The battles you have in the pitiful excuse for a dungeon seem somewhat fun at first, but the inability to control your party members very quickly gets on your nerves. Worse even, your companions develop completely on their own. Japanese RPGs should be all about party and its customization. When you are able to customize only one character, it quickly gets boring. So many times I wanted to elegantly spread my newly fused personae among my party members to create an efficient team, but all I could do was carry them all by myself and switch them at every turn. Besides, I think I've had enough Japanese-style turn-based combat for this life. After the reform conducted by this game there is really no reason to get back to that simplistic style of gameplay.
The game also noticeably lacks the strange and somewhat disturbing atmosphere of its predecessors. The combination of the mystical backstory and the upbeat high-school life would be cool only if the mystical stuff gradually appeared and then took over. But when the high-school simulation occupies nearly half of the game time, and the other half is just dungeon crawling without any story whatsoever, the remaining one or so percent dedicated to the story suddenly seems out of place. It is just strange to leisurely attend high school, develop social links, clean up the cozy random dungeon, and spend days over days without anything happening. I think the game would have been better if it were just cut in half, if all this terrible high school routine were just thrown out, and the story developed at a normal pace.
The constant need to lead a normal high school life is also a real atmosphere-killer. Persona 3 tries to tell a serious, "mature" story, but it is dissolved into the merry-go-round idiocy of the high school. Accompanied by annoying upbeat pop music, most of the game is just plain vanilla. But that's not because the idea was bad. There is nothing wrong with setting a game in a high school. Look at Bully: there is a game with more modest ambitions, it was just trying to be an over-the-top parody, but turned out to be a more realistic (not to mention a way more exciting!) high school "simulation" than Persona 3. Studying for exams, "socializing", really harmless dating - is that all? Where are the malicious pranks, the complex psychological troubles, the unstoppable hormones? Not in Persona 3...
The Bottom Line
I wanted to like this game. I kept saying to myself: "have some patience, you can do it". I gave it more and more chances. But at some point, I asked myself: "Why am I doing this? Why am I still playing this game? Don't I have anything better to do"? And then I gave up.
For me the key word for every game is fun, and the fun stopped somewhere in the middle of the monotonous high school routine and the unexciting random dungeon exploration. Once I realized that my own high school life was more interesting than Persona 3, I understood that I'd better go and play something else.
PlayStation 2 · by Unicorn Lynx (180476) · 2014

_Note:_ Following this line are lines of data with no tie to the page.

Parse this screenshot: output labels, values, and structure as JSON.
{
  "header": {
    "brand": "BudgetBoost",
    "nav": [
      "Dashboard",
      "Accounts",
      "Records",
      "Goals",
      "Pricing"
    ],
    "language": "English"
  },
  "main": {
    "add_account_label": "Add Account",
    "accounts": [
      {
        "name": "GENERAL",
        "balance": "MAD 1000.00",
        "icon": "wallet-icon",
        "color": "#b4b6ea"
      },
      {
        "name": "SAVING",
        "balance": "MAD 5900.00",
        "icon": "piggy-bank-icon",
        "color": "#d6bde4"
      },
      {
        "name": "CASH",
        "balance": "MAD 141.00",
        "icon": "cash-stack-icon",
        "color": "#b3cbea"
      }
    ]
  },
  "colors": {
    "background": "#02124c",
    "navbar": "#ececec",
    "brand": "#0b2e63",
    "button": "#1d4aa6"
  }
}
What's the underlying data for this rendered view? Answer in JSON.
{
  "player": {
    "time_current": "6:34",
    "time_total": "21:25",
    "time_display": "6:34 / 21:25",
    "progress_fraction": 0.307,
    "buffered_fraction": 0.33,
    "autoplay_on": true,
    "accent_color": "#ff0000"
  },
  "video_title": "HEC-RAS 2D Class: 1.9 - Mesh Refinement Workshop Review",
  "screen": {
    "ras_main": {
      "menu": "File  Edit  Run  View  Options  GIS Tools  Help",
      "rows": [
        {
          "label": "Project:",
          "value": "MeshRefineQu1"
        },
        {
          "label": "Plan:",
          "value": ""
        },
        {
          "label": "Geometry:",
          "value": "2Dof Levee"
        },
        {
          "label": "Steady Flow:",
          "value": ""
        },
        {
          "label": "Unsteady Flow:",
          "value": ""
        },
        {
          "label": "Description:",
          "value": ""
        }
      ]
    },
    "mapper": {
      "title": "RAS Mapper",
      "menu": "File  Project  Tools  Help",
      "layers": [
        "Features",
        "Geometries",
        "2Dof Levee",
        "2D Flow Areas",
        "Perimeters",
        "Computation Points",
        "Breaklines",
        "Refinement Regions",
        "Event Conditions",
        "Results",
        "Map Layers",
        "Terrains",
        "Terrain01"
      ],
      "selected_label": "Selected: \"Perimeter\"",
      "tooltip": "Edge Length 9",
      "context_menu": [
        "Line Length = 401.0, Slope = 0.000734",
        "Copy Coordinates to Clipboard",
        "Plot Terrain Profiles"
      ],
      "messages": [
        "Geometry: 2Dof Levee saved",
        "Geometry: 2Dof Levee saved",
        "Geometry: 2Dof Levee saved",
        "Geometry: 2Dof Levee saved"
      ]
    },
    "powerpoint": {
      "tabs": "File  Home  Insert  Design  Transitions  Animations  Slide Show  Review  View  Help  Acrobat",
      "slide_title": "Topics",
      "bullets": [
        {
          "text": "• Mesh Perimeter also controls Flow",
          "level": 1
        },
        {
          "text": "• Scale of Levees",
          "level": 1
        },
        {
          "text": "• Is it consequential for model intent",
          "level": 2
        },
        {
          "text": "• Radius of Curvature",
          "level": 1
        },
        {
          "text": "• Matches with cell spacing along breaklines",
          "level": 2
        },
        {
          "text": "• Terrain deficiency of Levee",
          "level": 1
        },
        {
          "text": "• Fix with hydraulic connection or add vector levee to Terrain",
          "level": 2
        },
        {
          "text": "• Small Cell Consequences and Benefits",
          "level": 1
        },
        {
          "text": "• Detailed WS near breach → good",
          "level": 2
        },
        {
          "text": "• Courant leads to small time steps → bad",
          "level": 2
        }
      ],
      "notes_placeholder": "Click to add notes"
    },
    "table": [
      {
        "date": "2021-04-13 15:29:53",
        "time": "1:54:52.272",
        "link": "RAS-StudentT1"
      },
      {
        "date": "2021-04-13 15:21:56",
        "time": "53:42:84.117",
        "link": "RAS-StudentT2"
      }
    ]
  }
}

|Shouldn't be in the game to TV series group||Donatello (453)||Jan 8th, 2013|
|Ratings||DreinIX (10480)||Jul 15th, 2008|
|Gamespot's choice for "Best RPG"||Donatello (453)||Dec 31st, 2007|
1001 Video Games
Shin Megami Tensei: Persona 3 appears in the book 1001 Video Games You Must Play Before You Die by General Editor Tony Mott.
- 2007 – #2 PS2 Game of the Year
- 2007 – PS2 RPG of the Year
Related Sites +
Shin Megami Tensei: Persona 3 Official Website
Atlus' English website for Shin Megami Tensei: Persona 3.
- MobyGames ID: 23178
Are you familiar with this game? Help document and preserve this entry in video game history!
Contributors to this Entry
Game added by Unicorn Lynx.
Game added July 17th, 2006. Last modified November 13th, 2023.